Please show every line from the entries that carries the word "Output".

--- Given records ---

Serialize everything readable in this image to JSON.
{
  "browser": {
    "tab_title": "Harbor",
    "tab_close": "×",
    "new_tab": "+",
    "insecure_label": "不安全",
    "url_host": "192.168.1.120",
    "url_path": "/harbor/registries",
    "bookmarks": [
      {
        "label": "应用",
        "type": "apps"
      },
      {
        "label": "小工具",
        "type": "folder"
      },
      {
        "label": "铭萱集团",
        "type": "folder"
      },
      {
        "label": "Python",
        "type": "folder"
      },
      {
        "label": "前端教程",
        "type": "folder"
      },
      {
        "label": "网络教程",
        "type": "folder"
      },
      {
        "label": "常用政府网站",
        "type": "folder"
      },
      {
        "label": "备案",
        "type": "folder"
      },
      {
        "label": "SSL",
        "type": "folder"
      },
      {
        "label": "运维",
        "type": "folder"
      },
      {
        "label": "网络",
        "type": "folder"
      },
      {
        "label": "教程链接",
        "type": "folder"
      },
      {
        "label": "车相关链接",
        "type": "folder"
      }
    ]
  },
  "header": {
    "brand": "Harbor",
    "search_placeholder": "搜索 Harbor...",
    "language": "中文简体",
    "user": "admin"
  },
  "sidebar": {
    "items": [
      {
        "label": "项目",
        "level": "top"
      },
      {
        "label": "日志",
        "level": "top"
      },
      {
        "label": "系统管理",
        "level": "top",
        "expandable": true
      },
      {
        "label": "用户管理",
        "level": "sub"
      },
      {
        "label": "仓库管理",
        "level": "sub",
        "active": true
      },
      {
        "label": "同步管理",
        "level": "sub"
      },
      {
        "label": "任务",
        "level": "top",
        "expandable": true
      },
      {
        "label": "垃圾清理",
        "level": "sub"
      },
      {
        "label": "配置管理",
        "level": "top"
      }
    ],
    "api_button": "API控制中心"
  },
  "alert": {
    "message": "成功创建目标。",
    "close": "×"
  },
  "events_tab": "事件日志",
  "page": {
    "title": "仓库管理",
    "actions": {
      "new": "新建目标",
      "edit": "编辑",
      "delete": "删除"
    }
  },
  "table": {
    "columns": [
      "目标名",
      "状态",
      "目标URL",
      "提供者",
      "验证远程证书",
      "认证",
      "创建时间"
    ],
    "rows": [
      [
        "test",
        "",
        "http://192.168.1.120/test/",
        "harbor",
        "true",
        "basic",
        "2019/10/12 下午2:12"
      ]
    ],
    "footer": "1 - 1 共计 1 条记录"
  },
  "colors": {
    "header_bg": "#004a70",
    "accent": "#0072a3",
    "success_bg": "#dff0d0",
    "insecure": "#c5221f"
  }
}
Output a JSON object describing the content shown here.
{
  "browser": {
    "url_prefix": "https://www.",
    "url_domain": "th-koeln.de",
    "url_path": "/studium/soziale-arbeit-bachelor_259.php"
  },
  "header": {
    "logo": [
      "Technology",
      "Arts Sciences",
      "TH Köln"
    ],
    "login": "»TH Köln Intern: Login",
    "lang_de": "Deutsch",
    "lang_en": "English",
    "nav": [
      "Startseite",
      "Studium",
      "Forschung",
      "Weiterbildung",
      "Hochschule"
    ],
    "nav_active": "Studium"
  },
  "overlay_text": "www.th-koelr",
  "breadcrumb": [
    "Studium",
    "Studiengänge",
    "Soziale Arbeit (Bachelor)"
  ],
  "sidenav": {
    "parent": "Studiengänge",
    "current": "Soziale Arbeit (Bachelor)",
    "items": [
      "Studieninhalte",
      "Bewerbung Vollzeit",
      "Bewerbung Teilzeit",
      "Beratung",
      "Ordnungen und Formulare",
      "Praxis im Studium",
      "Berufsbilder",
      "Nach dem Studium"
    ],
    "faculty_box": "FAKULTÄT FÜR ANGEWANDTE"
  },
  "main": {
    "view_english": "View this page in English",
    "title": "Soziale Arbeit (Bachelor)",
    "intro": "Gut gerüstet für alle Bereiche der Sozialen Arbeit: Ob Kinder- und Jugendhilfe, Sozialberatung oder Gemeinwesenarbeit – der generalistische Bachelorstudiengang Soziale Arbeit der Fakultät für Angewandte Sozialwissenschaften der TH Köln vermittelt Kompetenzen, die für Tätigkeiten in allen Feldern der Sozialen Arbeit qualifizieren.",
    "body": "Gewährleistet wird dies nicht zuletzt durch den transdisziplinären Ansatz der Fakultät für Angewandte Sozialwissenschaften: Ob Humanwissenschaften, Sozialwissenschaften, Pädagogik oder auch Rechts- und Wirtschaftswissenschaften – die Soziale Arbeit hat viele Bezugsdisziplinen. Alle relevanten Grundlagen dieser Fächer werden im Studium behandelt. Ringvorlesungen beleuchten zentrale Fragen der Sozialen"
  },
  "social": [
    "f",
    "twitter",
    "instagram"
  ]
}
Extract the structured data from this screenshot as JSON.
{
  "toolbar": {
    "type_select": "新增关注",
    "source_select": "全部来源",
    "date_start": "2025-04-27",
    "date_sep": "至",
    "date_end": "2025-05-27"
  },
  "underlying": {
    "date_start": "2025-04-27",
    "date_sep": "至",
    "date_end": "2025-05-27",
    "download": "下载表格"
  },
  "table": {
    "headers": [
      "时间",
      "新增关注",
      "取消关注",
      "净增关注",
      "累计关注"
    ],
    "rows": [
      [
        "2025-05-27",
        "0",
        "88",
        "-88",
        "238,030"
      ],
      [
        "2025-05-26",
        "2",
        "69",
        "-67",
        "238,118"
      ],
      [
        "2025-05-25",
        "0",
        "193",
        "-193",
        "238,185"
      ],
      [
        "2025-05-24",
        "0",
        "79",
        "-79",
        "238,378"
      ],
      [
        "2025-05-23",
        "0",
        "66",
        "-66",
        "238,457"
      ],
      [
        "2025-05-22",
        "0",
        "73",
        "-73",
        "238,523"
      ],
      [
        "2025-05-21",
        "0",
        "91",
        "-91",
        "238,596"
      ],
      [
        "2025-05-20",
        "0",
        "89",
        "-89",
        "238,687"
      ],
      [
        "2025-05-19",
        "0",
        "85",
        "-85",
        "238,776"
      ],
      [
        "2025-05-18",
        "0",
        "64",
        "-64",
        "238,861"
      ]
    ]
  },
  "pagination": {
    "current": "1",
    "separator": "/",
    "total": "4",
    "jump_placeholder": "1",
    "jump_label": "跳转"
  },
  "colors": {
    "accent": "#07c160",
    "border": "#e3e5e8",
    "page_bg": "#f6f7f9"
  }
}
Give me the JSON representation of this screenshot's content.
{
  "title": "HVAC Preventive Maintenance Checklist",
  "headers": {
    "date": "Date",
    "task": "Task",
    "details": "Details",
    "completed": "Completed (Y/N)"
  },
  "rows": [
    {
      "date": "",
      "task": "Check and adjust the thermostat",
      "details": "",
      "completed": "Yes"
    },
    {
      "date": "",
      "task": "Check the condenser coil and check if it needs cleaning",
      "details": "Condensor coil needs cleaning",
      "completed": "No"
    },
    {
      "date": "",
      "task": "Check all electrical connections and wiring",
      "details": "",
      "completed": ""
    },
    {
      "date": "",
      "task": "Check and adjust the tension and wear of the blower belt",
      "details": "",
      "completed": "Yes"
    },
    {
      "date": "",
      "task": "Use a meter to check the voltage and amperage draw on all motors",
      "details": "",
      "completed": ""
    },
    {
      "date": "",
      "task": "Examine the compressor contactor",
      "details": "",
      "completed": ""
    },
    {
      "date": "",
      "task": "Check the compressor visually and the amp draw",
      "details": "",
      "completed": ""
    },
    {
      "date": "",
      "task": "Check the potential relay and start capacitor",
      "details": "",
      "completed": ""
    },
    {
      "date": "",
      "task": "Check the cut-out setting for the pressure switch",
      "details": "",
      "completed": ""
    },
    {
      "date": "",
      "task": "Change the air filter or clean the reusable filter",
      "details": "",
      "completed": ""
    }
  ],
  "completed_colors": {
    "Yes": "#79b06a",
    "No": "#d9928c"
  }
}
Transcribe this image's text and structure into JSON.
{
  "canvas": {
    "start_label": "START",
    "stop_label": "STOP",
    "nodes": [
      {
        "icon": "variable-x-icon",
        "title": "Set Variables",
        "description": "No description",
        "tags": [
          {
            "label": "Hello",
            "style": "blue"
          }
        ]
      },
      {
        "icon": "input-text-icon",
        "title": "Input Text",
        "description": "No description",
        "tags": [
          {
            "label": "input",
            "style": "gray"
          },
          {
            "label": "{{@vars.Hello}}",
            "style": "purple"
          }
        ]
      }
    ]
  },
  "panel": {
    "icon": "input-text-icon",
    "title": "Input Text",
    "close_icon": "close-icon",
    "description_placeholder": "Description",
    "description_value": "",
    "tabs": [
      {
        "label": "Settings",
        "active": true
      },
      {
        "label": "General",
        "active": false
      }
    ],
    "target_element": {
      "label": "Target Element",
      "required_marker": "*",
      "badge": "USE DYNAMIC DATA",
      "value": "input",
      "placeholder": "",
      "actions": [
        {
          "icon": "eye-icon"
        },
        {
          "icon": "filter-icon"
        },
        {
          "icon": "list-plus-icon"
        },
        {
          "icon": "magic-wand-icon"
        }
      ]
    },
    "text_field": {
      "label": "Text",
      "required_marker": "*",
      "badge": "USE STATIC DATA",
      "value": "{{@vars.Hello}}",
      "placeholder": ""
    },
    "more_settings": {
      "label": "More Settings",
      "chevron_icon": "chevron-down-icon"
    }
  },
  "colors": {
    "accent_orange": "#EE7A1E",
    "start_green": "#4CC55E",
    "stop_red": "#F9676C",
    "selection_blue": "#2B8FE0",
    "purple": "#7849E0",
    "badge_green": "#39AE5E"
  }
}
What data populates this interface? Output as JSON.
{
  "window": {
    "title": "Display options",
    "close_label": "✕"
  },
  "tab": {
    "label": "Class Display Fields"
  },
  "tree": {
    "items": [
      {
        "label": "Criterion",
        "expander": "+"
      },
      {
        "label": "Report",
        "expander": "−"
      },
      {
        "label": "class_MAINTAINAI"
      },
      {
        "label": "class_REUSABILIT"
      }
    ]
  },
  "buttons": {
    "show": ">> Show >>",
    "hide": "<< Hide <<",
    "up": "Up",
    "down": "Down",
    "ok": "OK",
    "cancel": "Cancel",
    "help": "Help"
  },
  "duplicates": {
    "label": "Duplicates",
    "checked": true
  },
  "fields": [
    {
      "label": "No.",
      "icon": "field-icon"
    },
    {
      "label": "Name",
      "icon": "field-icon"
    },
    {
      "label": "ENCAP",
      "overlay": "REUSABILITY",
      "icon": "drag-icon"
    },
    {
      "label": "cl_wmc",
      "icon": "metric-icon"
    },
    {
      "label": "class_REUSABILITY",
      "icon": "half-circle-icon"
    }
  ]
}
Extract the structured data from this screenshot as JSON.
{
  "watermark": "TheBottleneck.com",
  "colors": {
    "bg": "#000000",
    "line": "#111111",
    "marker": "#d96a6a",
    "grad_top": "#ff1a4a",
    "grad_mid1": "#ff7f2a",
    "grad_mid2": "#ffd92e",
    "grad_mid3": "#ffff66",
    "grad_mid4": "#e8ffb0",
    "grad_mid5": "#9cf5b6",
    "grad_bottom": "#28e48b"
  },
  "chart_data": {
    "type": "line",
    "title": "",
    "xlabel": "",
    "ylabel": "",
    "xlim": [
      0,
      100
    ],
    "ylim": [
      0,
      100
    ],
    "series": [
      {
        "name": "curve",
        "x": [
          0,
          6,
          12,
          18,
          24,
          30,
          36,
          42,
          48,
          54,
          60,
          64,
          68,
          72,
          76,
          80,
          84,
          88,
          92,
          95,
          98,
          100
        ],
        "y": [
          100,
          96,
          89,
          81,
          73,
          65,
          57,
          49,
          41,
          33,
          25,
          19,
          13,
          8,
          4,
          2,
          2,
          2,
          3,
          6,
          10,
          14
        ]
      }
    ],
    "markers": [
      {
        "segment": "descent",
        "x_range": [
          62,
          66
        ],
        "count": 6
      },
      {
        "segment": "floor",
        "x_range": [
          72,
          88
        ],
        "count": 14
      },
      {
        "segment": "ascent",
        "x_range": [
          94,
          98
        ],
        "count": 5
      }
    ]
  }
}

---

Exercise solution =>
Output a JSON object describing the content shown here.
What data populates this interface? Output as JSON.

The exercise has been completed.